Teamwork in the KBTH is not at its “tipping point” where all the stakeholders expect it to be even though teamwork is one of its 9 core values. The objective of this study was to identify the role of team effectiveness on healthcare delivery at the Korle-Bu Teaching Hospital (KBTH). This study is very relevant because effective teamwork in the workplace benefits the organization by increasing individual productivity and ensures maximum utilization of manpower. A work team is a group of interdependent individuals who have complementary skills and are committed to a shared, meaningful purpose and specific goals. They have a common, collaborative work approach, clear roles and responsibilities, and hold themselves mutually accountable for the team’s performance as posited by Katzenbach (1993); Dyer (1984); and Guzzo & Dickinson (1996). Guzzo (1986) elaborates that the presence of the word “interdependency” is a key characteristic of work teams and is what distinguishes a work team from a work group.
A descriptive cross-sectional study was conducted with a sample of 210 health workers constituting an 85.4% response rate of the calculated sample size of 246. Respondents were purposively selected from different categories of health workers. The study period was from July 14th-September 31st 2012. Interviewer administered questionnaires, interviews and observations were used to collect the data. A 5-point Likert scale was used. Factor analysis was the statistical analysis performed. The Korle-Bu Teaching Hospital was founded in 1923 by Governor Guggisberg and attained a Teaching Hospital status in 1962 upon the establishment of the Medical School. It presently is a 2000 bed capacity.
The study largely revealed that, 98.6% and 80.5% of respondents understanding of teamwork and effectiveness were at variance with related literature. 1.4% of respondents understood teamwork to be “members of a group working inter-dependently towards achieving a specific goal/objective.” Three factors (i.e. goal setting, decision making and participation) of the ten dimensions/factors accounted for 50.956% of the total percentage variance when the eigenvalue was set at 1.0. Goal setting was the weakest link (29.7%, p-value 0.9, p>0.05) of effectiveness. The team was effective only in role definition (p<0.05) and less effective (p>0.05) in all the other 9 dimensions (i.e. decision making, participation, listening, feedback, communication, leadership, conflict and creativity).
The team is less effective in all the 10 dimensions (goal setting, decision making, participation, listening, feedback, communication, leadership, conflict resolution and creativity) assessed except role definition. There was also a lack of consensus and cohesiveness about what constitutes the teams’ goal which obviously does not augur well for team effectiveness (Goni, 1999; WHO, 2007; and Lee, 2009). More than two-thirds of the respondents (i.e. including all the respondents who claim to have had one training or the other in teamwork) are also working with an understanding of teamwork which is inconsistent with Guzzo (1986); Katzenbach and Smith (1993); CHSRF (2005) and WHO (2007). Wise (1994) sums it all up, that “getting a group of people to work together does not constitute teamwork”. This impliedly have implications on patient outcomes and the quality of service which is a measure of productivity of health service.

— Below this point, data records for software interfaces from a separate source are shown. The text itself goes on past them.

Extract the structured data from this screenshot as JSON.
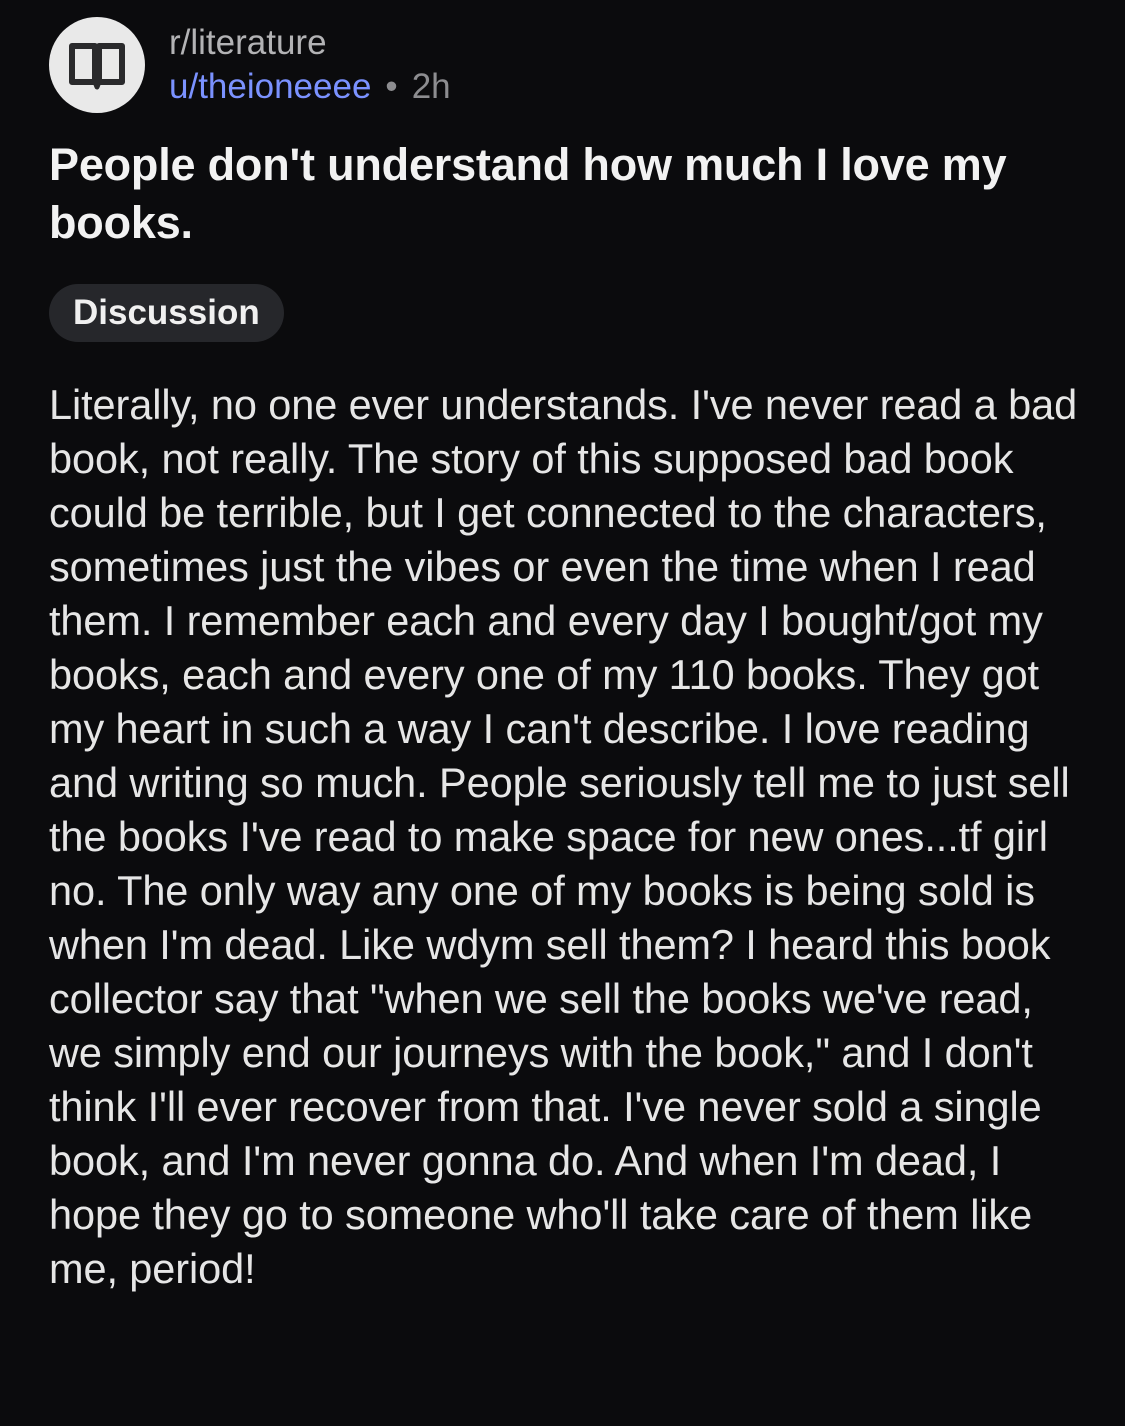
{
  "post": {
    "subreddit": "r/literature",
    "username": "u/theioneeee",
    "separator": "•",
    "age": "2h",
    "avatar_icon": "open-book-icon",
    "title": "People don't understand how much I love my books.",
    "flair": "Discussion",
    "body": "Literally, no one ever understands. I've never read a bad book, not really. The story of this supposed bad book could be terrible, but I get connected to the characters, sometimes just the vibes or even the time when I read them. I remember each and every day I bought/got my books, each and every one of my 110 books. They got my heart in such a way I can't describe. I love reading and writing so much. People seriously tell me to just sell the books I've read to make space for new ones...tf girl no. The only way any one of my books is being sold is when I'm dead. Like wdym sell them? I heard this book collector say that \"when we sell the books we've read, we simply end our journeys with the book,\" and I don't think I'll ever recover from that. I've never sold a single book, and I'm never gonna do. And when I'm dead, I hope they go to someone who'll take care of them like me, period!"
  },
  "colors": {
    "background": "#0b0b0d",
    "username": "#7b92ff",
    "flair_bg": "#26272b",
    "avatar_bg": "#e9e9e9"
  }
}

Try an effective profile promotion tool. The audience of Instagram totals millions of users from all over the world: and many of them are potential customers for your business. When purchasing likes for my Krootez.com final promotion and traffic campaign to raise the position my photos.
Team effectiveness assessment among health workers which examined 10 of the 12 dimensions was not found in the literature review; and this comprehensive combination of dimensions has never been examined in a statistically sound research as this.
More than two-thirds of health workers’ understanding of teamwork and effectiveness was inconsistent and at variance with several authors such as Katzenbach & Smith (1993); Guzzo (1986); Sundstrom (1999) and WHO (2007).
The team is effective only in role definition and less effective in all the other 9 dimensions assessed. Goal setting contributed the greatest (29.722% variance, p-value 0.900, p>0.05) to the teams less effectiveness.